MINNIE’S ROOM - A Short Story by Mollie Panter-Downes - first published August 17, 1947 in The New Yorker
Mollie Panter - Downes
Born August 16, 1906
At age 16 writes a best selling novel The Shoreless Sea
1927 - Marries
In August 1938 she begins to write for The New Yorker. From 1939 to 1945 she was their London Correspondent.. The New Yorker had first refusal on her work. Ultimately she would publish 852 items in The New Yorker.
September 3, 1939 England declares war on Germany
January 27, 1997 - Surrey, England - dies
Last month I read Good Evening, Mrs Crave - The Wartime Short Stories of Mollie Panter-Donnes - published by Persephone Books 1999 and loved it. Written during the war before the outcome was known I drew from it a sense of connection to our Pandemic times in which people are learning to cope, getting by on less. The people in her stories are privileged, just as her New Yorker readers mostly were and as honesty requires I acknowledge the same about our family in Metro Manila. I have been under lock down since March, mandated by family as I am of a vulnerable age. Like the people in Good Evening Mrs Crave I have occasionally felt deprived but I know with millions suffering real hardship here my issues border on the silly. Anyway Panter-Downes also wrote, I think about ten, all published in The New Yorker, stories set in post war England.
Minnies Room, 1947, is included in a very good anthology, The Persephone Book of Short Stories, I recently acquired.
The opening paragraph perfectly sets the tone of the story:
“Minnie was an ugly little Londoner who had been cook to the Sothern family for twenty-five years. She had come to them ‘just a raw girl’, as Mrs Sothern was fond of explaining.

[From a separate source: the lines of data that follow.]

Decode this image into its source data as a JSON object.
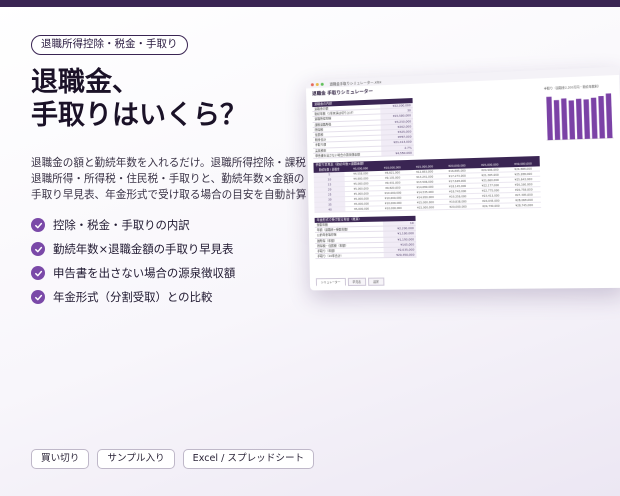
{
  "badge": "退職所得控除・税金・手取り",
  "headline": {
    "line1": "退職金、",
    "line2": "手取りはいくら？"
  },
  "description": "退職金の額と勤続年数を入れるだけ。退職所得控除・課税退職所得・所得税・住民税・手取りと、勤続年数×金額の手取り早見表、年金形式で受け取る場合の目安を自動計算",
  "features": [
    "控除・税金・手取りの内訳",
    "勤続年数×退職金額の手取り早見表",
    "申告書を出さない場合の源泉徴収額",
    "年金形式（分割受取）との比較"
  ],
  "tags": [
    "買い切り",
    "サンプル入り",
    "Excel / スプレッドシート"
  ],
  "colors": {
    "accent": "#3a2553",
    "check": "#7a49a8",
    "bar": "#7b42a6"
  },
  "mockup": {
    "file_name": "退職金手取りシミュレーター.xlsx",
    "sheet_title": "退職金 手取りシミュレーター",
    "input_title": "退職金の内訳",
    "input_rows": [
      {
        "label": "退職金の額",
        "value": "¥22,000,000"
      },
      {
        "label": "勤続年数（1年未満は切り上げ）",
        "value": "30"
      },
      {
        "label": "退職所得控除",
        "value": "¥15,500,000"
      },
      {
        "label": "課税退職所得",
        "value": "¥3,250,000"
      },
      {
        "label": "所得税",
        "value": "¥262,000"
      },
      {
        "label": "住民税",
        "value": "¥325,000"
      },
      {
        "label": "税金合計",
        "value": "¥587,000"
      },
      {
        "label": "手取り額",
        "value": "¥21,413,000"
      },
      {
        "label": "実質税率",
        "value": "2.7%"
      },
      {
        "label": "申告書を出さない場合の源泉徴収額",
        "value": "¥4,550,000"
      }
    ],
    "grid_title": "手取り早見表（勤続年数×退職金額）",
    "grid_header": [
      "勤続年数 / 退職金",
      "¥5,000,000",
      "¥10,000,000",
      "¥15,000,000",
      "¥20,000,000",
      "¥25,000,000",
      "¥30,000,000"
    ],
    "grid_rows": [
      [
        "5",
        "¥4,558,000",
        "¥8,821,000",
        "¥12,853,000",
        "¥16,885,000",
        "¥20,906,000",
        "¥24,888,000"
      ],
      [
        "10",
        "¥4,800,000",
        "¥9,135,000",
        "¥13,241,000",
        "¥17,273,000",
        "¥21,305,000",
        "¥25,288,000"
      ],
      [
        "15",
        "¥5,000,000",
        "¥9,431,000",
        "¥13,596,000",
        "¥17,628,000",
        "¥21,660,000",
        "¥25,643,000"
      ],
      [
        "20",
        "¥5,000,000",
        "¥9,820,000",
        "¥14,080,000",
        "¥18,145,000",
        "¥22,177,000",
        "¥26,160,000"
      ],
      [
        "25",
        "¥5,000,000",
        "¥10,000,000",
        "¥14,535,000",
        "¥18,743,000",
        "¥22,775,000",
        "¥26,758,000"
      ],
      [
        "30",
        "¥5,000,000",
        "¥10,000,000",
        "¥14,950,000",
        "¥19,356,000",
        "¥23,413,000",
        "¥27,395,000"
      ],
      [
        "35",
        "¥5,000,000",
        "¥10,000,000",
        "¥15,000,000",
        "¥19,838,000",
        "¥24,045,000",
        "¥28,068,000"
      ],
      [
        "40",
        "¥5,000,000",
        "¥10,000,000",
        "¥15,000,000",
        "¥20,000,000",
        "¥24,730,000",
        "¥28,745,000"
      ]
    ],
    "pension_title": "年金形式で受け取る場合（概算）",
    "pension_rows": [
      {
        "label": "受取年数",
        "value": "10"
      },
      {
        "label": "年額（退職金÷受取年数）",
        "value": "¥2,200,000"
      },
      {
        "label": "公的年金等控除",
        "value": "¥1,100,000"
      },
      {
        "label": "雑所得（年額）",
        "value": "¥1,100,000"
      },
      {
        "label": "所得税・住民税（年額）",
        "value": "¥165,000"
      },
      {
        "label": "手取り（年額）",
        "value": "¥2,035,000"
      },
      {
        "label": "手取り（10年合計）",
        "value": "¥20,350,000"
      }
    ],
    "chart": {
      "title": "手取り（退職金2,200万円・勤続年数別）",
      "values": [
        0.95,
        0.87,
        0.9,
        0.85,
        0.88,
        0.86,
        0.89,
        0.92,
        0.97
      ]
    },
    "sheet_tabs": [
      "シミュレーター",
      "早見表",
      "設定"
    ]
  }
}
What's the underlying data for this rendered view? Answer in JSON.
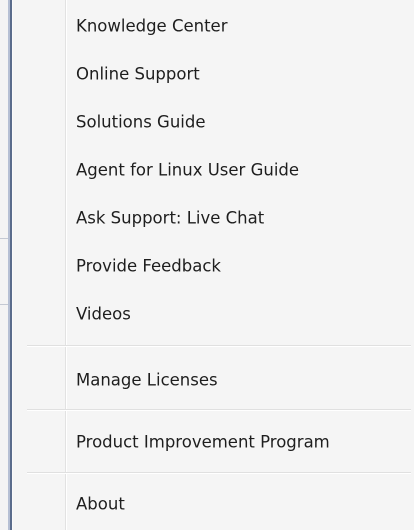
{
  "menu": {
    "groups": [
      {
        "items": [
          {
            "label": "Knowledge Center"
          },
          {
            "label": "Online Support"
          },
          {
            "label": "Solutions Guide"
          },
          {
            "label": "Agent for Linux User Guide"
          },
          {
            "label": "Ask Support: Live Chat"
          },
          {
            "label": "Provide Feedback"
          },
          {
            "label": "Videos"
          }
        ]
      },
      {
        "items": [
          {
            "label": "Manage Licenses"
          }
        ]
      },
      {
        "items": [
          {
            "label": "Product Improvement Program"
          }
        ]
      },
      {
        "items": [
          {
            "label": "About"
          }
        ]
      }
    ]
  },
  "colors": {
    "menu_background": "#f5f5f5",
    "text": "#1e1e1e",
    "separator": "#e0e0e0",
    "window_edge": "#5a6c8c"
  }
}
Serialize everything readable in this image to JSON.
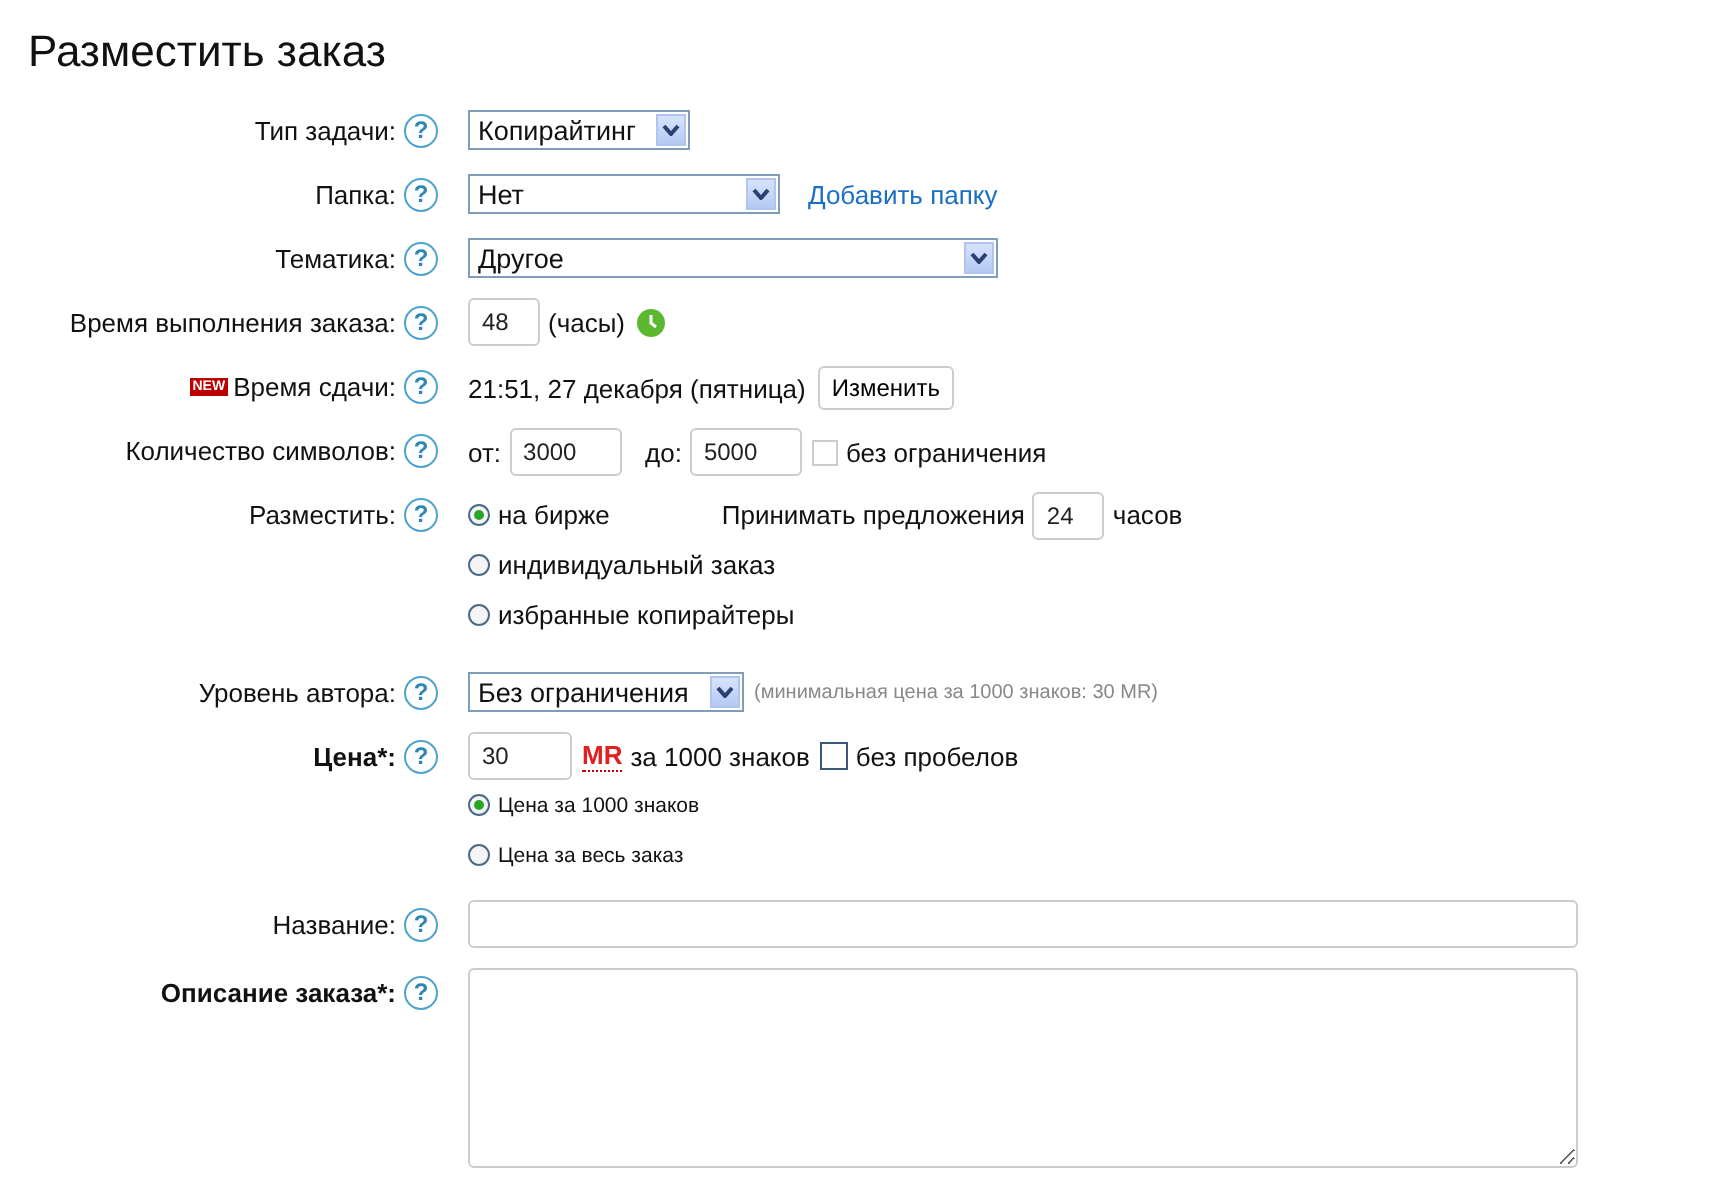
{
  "title": "Разместить заказ",
  "rows": [
    {
      "kind": "select",
      "label": "Тип задачи:",
      "help": "?",
      "value": "Копирайтинг"
    },
    {
      "kind": "select",
      "label": "Папка:",
      "help": "?",
      "value": "Нет",
      "link": "Добавить папку"
    },
    {
      "kind": "select",
      "label": "Тематика:",
      "help": "?",
      "value": "Другое"
    },
    {
      "kind": "time",
      "label": "Время выполнения заказа:",
      "help": "?",
      "value": "48",
      "unit": "(часы)"
    },
    {
      "kind": "deadline",
      "badge": "NEW",
      "label": "Время сдачи:",
      "help": "?",
      "value": "21:51, 27 декабря (пятница)",
      "button": "Изменить"
    },
    {
      "kind": "range",
      "label": "Количество символов:",
      "help": "?",
      "from_label": "от:",
      "from": "3000",
      "to_label": "до:",
      "to": "5000",
      "checkbox": {
        "label": "без ограничения",
        "checked": false
      }
    },
    {
      "kind": "placement",
      "label": "Разместить:",
      "help": "?",
      "options": [
        {
          "label": "на бирже",
          "selected": true
        },
        {
          "label": "индивидуальный заказ",
          "selected": false
        },
        {
          "label": "избранные копирайтеры",
          "selected": false
        }
      ],
      "offers_label": "Принимать предложения",
      "offers_value": "24",
      "offers_unit": "часов"
    },
    {
      "kind": "level",
      "label": "Уровень автора:",
      "help": "?",
      "value": "Без ограничения",
      "note": "(минимальная цена за 1000 знаков: 30 MR)"
    },
    {
      "kind": "price",
      "label": "Цена*:",
      "bold": true,
      "help": "?",
      "value": "30",
      "currency": "MR",
      "unit": "за 1000 знаков",
      "checkbox": {
        "label": "без пробелов",
        "checked": false
      },
      "options": [
        {
          "label": "Цена за 1000 знаков",
          "selected": true
        },
        {
          "label": "Цена за весь заказ",
          "selected": false
        }
      ]
    },
    {
      "kind": "text",
      "label": "Название:",
      "help": "?"
    },
    {
      "kind": "textarea",
      "label": "Описание заказа*:",
      "bold": true,
      "help": "?"
    }
  ]
}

The way she said it made Minnie sound like a lump of something dreadfully unappetising that Mrs Sothern’s skill had converted into a masterpiece of a dish. The words seemed to imply that the Sothern ladies, between them, had taught Minnie everything she knew. The truth was that Minnie was that extremely rare thing among the English, a natural magnificent cook, who would have found her medium and her style whatever happened. Before the war, her dinners were memorable, and Mr Sothern would say to his wife that though Minnie’s cooking was, of course, nothing like the French, when it came to something solid, like a roast the English. He was a big man, leaning, with Minnie’s assistance, toward corpulence. All the Sotherns were substantially built, and their house in Bayswater was veiled with muffling plush curtains and full of large, softly curved objects filled with down, covered with rosy glazed chintz, or padded with leather. Even the china figures in the drawing-room cabinets contributed to the overstuffed effect, representing, as they did, bonny, plump shepherdesses and well-fed sheep. When you entered the front door and planted your feet on the thick Turkey carpet, you breathed comfortable virtues in the air along with a whiff of whatever delicious food Minnie was cooking..”
The plot unrolls when the hitherto unthinkable happens, after 25 years Minnie gives her two week notice.
I think the collection of short stories The Persephone Book of Short Stories might be of interest to many in the group. Of the thirty stories in the collection dating from a 1909 story by Susan Glaspell, an American up to a story by Penelope Fitzgerald from 1986. Only Mollie Parker-Downes has two stories. There is one story in translation from the French by Irene Némrovsky. Fourteen of the writers seem to be in the Undervalued British Novelists 1930 to 1960. There is a concise biography of each writer as well as first publication information on the stories.